The country's demonstrations, which at times have descended into ugly clashes with riot police firing water cannon, are a sea of colourful flags and banners
Since Nepal's prime minister dissolved parliament in December, chaos has engulfed the Himalayan nation, with huge protests and the ruling party split into two warring factions.
But for printing shop owner Umesh Babu Shrestha the crisis has brought a welcome boom in orders, after he was unable to pay his rent for nine months because the pandemic dried up business.
Now the flags of Nepal's different parties -- and factions within them -- from across the complex and fractious political spectrum dangle drying in every nook and cranny of his Kathmandu shop.
"Business has really improved. This has given a hope that we can pay off our dues now, otherwise there isn't a lot of other work," Shrestha told AFP.
The smell of paint fills the air as red stars are stamped on one newly-cut cloth after another, before they are hung up in long rows wherever there is space.
The country's demonstrations, which at times have descended into ugly clashes with riot police firing water cannon, are a sea of colourful flags and banners.
The items are must-have accessories whether the demonstrators back or oppose Prime Minister KP Sharma Oli, 69, a wily former political prisoner who rose to power in 2018 promising an end to years of instability.
Flags, said Hem Bahadur Shrestha, a local political leader, are "a signal of my identity and indicator of my ideology."
"Followers of other political parties might carry a different flag. We are with the Nepal Communist Party and this is our flag," he said at one recent demo.
Another printing shop owner, Kailash Shah, had no work for a whole year but has now hired four new workers after receiving flag orders from all across the country of 29 million.
Major shops are now selling up to 3,000 flags a day, and demand is expected to stay strong even after the Supreme Court on Tuesday reinstated parliament.
Oli's dissolution of the legislature came after months of wrangling with former Maoist rebel leader Pushpa Kamal Dahal, who helped the prime minister come to power when their parties merged in 2018 into the Nepal Communist Party.
An unofficial split in the party has now left Oli without a majority in parliament, and he is likely to face a no-confidence vote soon, potentially meaning elections in two years.

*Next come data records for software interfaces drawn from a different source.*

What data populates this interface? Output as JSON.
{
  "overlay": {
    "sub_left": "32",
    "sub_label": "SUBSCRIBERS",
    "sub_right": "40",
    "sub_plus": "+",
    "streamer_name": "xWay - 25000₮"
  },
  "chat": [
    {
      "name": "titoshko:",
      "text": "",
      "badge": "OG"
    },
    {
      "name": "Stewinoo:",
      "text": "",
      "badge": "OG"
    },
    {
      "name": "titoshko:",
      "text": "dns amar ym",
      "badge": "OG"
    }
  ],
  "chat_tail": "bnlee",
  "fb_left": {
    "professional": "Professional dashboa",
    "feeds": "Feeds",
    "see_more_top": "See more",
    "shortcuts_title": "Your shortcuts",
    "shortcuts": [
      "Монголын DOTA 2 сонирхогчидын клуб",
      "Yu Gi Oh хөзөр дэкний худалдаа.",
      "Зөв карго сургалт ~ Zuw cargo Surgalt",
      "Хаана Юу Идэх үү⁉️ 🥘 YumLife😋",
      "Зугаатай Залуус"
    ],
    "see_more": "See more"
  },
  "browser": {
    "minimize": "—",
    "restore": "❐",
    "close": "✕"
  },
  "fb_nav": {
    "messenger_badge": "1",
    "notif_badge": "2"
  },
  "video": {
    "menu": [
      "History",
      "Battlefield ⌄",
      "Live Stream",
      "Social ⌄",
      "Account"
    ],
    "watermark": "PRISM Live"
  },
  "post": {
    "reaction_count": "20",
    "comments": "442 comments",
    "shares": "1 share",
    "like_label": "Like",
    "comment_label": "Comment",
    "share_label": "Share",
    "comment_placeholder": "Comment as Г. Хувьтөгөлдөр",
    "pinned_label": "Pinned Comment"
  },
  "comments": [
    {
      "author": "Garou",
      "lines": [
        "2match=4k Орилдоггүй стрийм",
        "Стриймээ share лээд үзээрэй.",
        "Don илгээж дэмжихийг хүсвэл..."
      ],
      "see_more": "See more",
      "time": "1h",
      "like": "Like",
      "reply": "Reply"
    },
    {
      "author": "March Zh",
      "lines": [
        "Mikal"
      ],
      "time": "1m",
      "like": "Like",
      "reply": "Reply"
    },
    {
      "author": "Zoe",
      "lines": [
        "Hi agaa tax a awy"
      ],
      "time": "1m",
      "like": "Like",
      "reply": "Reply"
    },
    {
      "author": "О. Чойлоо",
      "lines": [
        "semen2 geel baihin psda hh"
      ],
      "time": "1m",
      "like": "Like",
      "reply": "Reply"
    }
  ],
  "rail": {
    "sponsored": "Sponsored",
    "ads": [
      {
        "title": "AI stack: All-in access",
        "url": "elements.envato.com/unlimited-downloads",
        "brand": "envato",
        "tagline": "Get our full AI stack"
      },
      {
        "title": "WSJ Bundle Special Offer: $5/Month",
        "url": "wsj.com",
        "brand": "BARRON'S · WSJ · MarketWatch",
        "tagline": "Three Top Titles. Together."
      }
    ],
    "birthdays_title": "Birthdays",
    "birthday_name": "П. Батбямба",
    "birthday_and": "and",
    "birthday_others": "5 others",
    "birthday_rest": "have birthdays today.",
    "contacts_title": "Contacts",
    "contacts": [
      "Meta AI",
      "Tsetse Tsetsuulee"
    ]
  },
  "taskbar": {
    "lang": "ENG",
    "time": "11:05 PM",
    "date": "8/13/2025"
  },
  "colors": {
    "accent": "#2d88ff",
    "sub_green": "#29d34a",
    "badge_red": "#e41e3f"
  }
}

"The protests have provided some relief to us... if the election is held, we might be able to earn a bit more," Shah said.